*INFORMATION PROVIDED*:
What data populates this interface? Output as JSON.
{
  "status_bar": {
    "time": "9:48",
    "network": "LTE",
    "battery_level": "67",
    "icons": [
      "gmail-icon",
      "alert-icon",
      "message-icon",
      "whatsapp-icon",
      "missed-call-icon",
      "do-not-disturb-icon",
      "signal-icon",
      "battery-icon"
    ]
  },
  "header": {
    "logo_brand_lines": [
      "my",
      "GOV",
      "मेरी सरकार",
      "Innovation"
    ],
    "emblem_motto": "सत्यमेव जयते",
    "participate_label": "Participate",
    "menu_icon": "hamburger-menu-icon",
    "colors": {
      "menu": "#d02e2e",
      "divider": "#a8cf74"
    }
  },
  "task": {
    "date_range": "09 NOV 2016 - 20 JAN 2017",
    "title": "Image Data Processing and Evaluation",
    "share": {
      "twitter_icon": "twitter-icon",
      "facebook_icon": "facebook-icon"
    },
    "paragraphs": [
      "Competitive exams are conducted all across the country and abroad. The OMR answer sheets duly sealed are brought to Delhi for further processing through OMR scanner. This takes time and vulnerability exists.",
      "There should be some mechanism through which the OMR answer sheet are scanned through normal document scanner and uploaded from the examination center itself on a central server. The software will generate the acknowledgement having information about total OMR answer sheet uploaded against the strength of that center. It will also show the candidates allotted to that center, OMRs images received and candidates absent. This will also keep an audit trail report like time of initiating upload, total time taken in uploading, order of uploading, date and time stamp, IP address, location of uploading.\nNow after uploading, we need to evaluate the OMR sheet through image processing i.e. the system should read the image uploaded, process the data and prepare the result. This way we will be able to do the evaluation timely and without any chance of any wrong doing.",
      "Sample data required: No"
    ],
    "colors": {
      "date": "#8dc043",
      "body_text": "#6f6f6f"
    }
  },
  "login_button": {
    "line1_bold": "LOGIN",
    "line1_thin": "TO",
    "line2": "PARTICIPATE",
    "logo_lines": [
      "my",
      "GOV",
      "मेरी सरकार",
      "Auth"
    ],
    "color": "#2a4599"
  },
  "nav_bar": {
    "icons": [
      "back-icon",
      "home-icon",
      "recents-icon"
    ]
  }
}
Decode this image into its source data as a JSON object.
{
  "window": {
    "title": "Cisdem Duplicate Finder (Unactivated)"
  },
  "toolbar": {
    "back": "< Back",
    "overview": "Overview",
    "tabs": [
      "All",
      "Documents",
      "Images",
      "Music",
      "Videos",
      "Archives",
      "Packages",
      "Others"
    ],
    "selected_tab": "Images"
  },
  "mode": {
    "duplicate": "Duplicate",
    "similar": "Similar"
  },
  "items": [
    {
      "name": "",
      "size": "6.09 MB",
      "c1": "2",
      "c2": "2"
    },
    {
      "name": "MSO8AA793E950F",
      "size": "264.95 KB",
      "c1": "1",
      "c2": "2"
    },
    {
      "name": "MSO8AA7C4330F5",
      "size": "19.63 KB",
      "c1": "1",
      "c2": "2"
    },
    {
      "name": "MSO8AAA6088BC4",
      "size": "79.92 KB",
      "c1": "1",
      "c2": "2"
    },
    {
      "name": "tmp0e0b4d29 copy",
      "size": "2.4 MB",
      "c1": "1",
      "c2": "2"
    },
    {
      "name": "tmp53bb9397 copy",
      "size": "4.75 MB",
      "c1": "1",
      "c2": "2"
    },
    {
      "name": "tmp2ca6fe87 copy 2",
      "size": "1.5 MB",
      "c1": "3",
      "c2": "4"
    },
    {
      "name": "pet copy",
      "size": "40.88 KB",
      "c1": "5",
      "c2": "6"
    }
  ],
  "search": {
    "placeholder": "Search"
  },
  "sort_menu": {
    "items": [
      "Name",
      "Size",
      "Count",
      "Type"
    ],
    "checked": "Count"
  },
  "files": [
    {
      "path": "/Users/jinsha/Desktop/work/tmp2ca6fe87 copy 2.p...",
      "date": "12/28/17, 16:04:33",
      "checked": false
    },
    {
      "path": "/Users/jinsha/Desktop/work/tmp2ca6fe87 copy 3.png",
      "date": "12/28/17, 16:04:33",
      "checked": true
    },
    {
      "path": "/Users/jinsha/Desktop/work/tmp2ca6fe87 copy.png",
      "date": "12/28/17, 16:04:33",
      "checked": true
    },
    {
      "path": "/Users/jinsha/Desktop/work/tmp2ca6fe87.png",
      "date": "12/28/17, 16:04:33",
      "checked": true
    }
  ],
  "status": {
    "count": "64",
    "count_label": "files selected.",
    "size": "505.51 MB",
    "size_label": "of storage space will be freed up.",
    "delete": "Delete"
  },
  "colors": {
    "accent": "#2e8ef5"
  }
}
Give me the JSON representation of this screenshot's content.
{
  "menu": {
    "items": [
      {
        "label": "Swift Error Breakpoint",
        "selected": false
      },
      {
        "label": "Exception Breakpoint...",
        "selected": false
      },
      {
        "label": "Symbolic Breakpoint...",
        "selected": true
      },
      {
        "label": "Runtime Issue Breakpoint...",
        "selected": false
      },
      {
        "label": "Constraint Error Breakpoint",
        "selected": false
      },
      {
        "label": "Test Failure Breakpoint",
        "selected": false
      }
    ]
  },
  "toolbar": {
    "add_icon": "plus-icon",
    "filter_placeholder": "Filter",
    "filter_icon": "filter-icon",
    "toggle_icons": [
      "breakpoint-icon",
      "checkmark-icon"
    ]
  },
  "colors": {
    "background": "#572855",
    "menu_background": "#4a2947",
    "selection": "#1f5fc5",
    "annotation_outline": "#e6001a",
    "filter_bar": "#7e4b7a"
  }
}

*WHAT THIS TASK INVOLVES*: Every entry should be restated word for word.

*WRITTEN REPLY*:
What data populates this interface? Output as JSON.
{
  "status_bar": {
    "time": "9:48",
    "network": "LTE",
    "battery_level": "67",
    "icons": [
      "gmail-icon",
      "alert-icon",
      "message-icon",
      "whatsapp-icon",
      "missed-call-icon",
      "do-not-disturb-icon",
      "signal-icon",
      "battery-icon"
    ]
  },
  "header": {
    "logo_brand_lines": [
      "my",
      "GOV",
      "मेरी सरकार",
      "Innovation"
    ],
    "emblem_motto": "सत्यमेव जयते",
    "participate_label": "Participate",
    "menu_icon": "hamburger-menu-icon",
    "colors": {
      "menu": "#d02e2e",
      "divider": "#a8cf74"
    }
  },
  "task": {
    "date_range": "09 NOV 2016 - 20 JAN 2017",
    "title": "Image Data Processing and Evaluation",
    "share": {
      "twitter_icon": "twitter-icon",
      "facebook_icon": "facebook-icon"
    },
    "paragraphs": [
      "Competitive exams are conducted all across the country and abroad. The OMR answer sheets duly sealed are brought to Delhi for further processing through OMR scanner. This takes time and vulnerability exists.",
      "There should be some mechanism through which the OMR answer sheet are scanned through normal document scanner and uploaded from the examination center itself on a central server. The software will generate the acknowledgement having information about total OMR answer sheet uploaded against the strength of that center. It will also show the candidates allotted to that center, OMRs images received and candidates absent. This will also keep an audit trail report like time of initiating upload, total time taken in uploading, order of uploading, date and time stamp, IP address, location of uploading.\nNow after uploading, we need to evaluate the OMR sheet through image processing i.e. the system should read the image uploaded, process the data and prepare the result. This way we will be able to do the evaluation timely and without any chance of any wrong doing.",
      "Sample data required: No"
    ],
    "colors": {
      "date": "#8dc043",
      "body_text": "#6f6f6f"
    }
  },
  "login_button": {
    "line1_bold": "LOGIN",
    "line1_thin": "TO",
    "line2": "PARTICIPATE",
    "logo_lines": [
      "my",
      "GOV",
      "मेरी सरकार",
      "Auth"
    ],
    "color": "#2a4599"
  },
  "nav_bar": {
    "icons": [
      "back-icon",
      "home-icon",
      "recents-icon"
    ]
  }
}
Decode this image into its source data as a JSON object.
{
  "window": {
    "title": "Cisdem Duplicate Finder (Unactivated)"
  },
  "toolbar": {
    "back": "< Back",
    "overview": "Overview",
    "tabs": [
      "All",
      "Documents",
      "Images",
      "Music",
      "Videos",
      "Archives",
      "Packages",
      "Others"
    ],
    "selected_tab": "Images"
  },
  "mode": {
    "duplicate": "Duplicate",
    "similar": "Similar"
  },
  "items": [
    {
      "name": "",
      "size": "6.09 MB",
      "c1": "2",
      "c2": "2"
    },
    {
      "name": "MSO8AA793E950F",
      "size": "264.95 KB",
      "c1": "1",
      "c2": "2"
    },
    {
      "name": "MSO8AA7C4330F5",
      "size": "19.63 KB",
      "c1": "1",
      "c2": "2"
    },
    {
      "name": "MSO8AAA6088BC4",
      "size": "79.92 KB",
      "c1": "1",
      "c2": "2"
    },
    {
      "name": "tmp0e0b4d29 copy",
      "size": "2.4 MB",
      "c1": "1",
      "c2": "2"
    },
    {
      "name": "tmp53bb9397 copy",
      "size": "4.75 MB",
      "c1": "1",
      "c2": "2"
    },
    {
      "name": "tmp2ca6fe87 copy 2",
      "size": "1.5 MB",
      "c1": "3",
      "c2": "4"
    },
    {
      "name": "pet copy",
      "size": "40.88 KB",
      "c1": "5",
      "c2": "6"
    }
  ],
  "search": {
    "placeholder": "Search"
  },
  "sort_menu": {
    "items": [
      "Name",
      "Size",
      "Count",
      "Type"
    ],
    "checked": "Count"
  },
  "files": [
    {
      "path": "/Users/jinsha/Desktop/work/tmp2ca6fe87 copy 2.p...",
      "date": "12/28/17, 16:04:33",
      "checked": false
    },
    {
      "path": "/Users/jinsha/Desktop/work/tmp2ca6fe87 copy 3.png",
      "date": "12/28/17, 16:04:33",
      "checked": true
    },
    {
      "path": "/Users/jinsha/Desktop/work/tmp2ca6fe87 copy.png",
      "date": "12/28/17, 16:04:33",
      "checked": true
    },
    {
      "path": "/Users/jinsha/Desktop/work/tmp2ca6fe87.png",
      "date": "12/28/17, 16:04:33",
      "checked": true
    }
  ],
  "status": {
    "count": "64",
    "count_label": "files selected.",
    "size": "505.51 MB",
    "size_label": "of storage space will be freed up.",
    "delete": "Delete"
  },
  "colors": {
    "accent": "#2e8ef5"
  }
}
Give me the JSON representation of this screenshot's content.
{
  "menu": {
    "items": [
      {
        "label": "Swift Error Breakpoint",
        "selected": false
      },
      {
        "label": "Exception Breakpoint...",
        "selected": false
      },
      {
        "label": "Symbolic Breakpoint...",
        "selected": true
      },
      {
        "label": "Runtime Issue Breakpoint...",
        "selected": false
      },
      {
        "label": "Constraint Error Breakpoint",
        "selected": false
      },
      {
        "label": "Test Failure Breakpoint",
        "selected": false
      }
    ]
  },
  "toolbar": {
    "add_icon": "plus-icon",
    "filter_placeholder": "Filter",
    "filter_icon": "filter-icon",
    "toggle_icons": [
      "breakpoint-icon",
      "checkmark-icon"
    ]
  },
  "colors": {
    "background": "#572855",
    "menu_background": "#4a2947",
    "selection": "#1f5fc5",
    "annotation_outline": "#e6001a",
    "filter_bar": "#7e4b7a"
  }
}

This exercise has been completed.